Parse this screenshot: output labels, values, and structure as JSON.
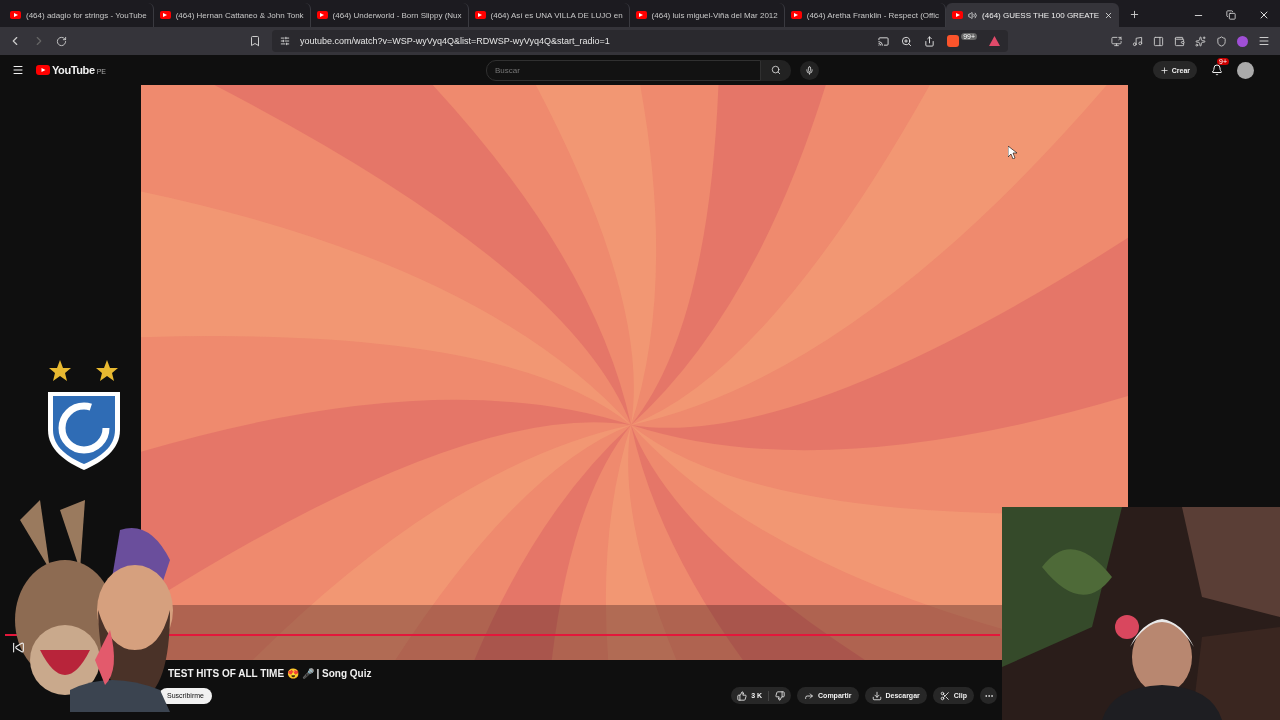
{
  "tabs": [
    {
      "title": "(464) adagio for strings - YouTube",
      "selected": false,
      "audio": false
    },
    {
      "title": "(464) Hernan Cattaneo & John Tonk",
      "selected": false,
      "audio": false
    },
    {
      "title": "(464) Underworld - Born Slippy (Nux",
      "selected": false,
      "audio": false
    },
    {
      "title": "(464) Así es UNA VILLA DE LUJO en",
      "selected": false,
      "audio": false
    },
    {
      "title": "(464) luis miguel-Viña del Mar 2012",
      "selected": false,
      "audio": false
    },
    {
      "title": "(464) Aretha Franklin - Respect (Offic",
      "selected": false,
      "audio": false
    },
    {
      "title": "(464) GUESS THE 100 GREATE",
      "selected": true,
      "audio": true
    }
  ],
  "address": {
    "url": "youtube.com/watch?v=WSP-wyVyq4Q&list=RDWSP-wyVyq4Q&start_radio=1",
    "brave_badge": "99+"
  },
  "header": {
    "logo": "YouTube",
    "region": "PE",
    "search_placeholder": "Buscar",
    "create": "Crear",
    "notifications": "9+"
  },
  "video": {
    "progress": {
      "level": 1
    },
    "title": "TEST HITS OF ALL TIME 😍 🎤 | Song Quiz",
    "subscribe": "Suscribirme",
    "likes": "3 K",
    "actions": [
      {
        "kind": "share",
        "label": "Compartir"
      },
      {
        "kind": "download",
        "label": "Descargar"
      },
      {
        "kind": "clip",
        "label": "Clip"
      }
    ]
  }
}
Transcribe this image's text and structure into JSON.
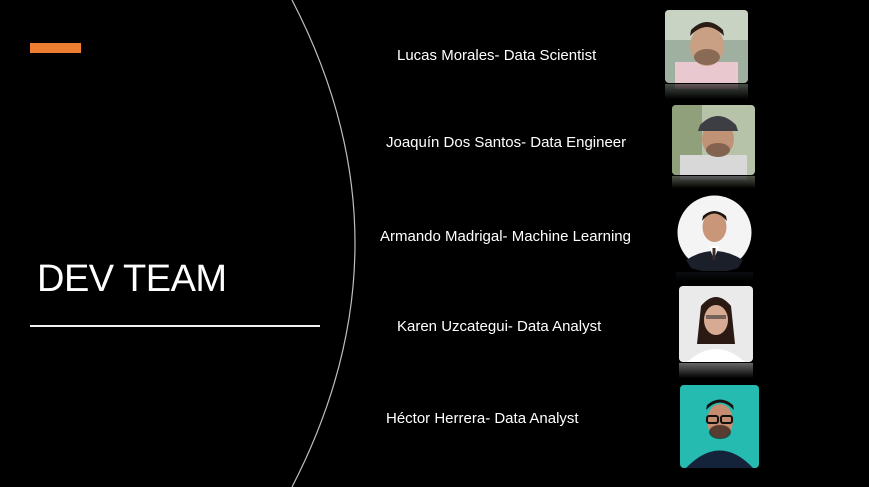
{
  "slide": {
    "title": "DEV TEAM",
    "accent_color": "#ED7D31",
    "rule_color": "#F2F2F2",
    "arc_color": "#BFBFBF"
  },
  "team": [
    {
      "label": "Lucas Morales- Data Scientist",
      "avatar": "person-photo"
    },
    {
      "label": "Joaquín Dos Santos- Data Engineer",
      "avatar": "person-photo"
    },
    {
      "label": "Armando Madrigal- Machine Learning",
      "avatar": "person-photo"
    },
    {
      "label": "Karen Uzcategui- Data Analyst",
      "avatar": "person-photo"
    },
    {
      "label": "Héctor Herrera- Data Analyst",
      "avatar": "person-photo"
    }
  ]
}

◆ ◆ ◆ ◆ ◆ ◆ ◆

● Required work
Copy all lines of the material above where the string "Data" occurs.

● Exercise output
      "label": "Lucas Morales- Data Scientist",
      "label": "Joaquín Dos Santos- Data Engineer",
      "label": "Karen Uzcategui- Data Analyst",
      "label": "Héctor Herrera- Data Analyst",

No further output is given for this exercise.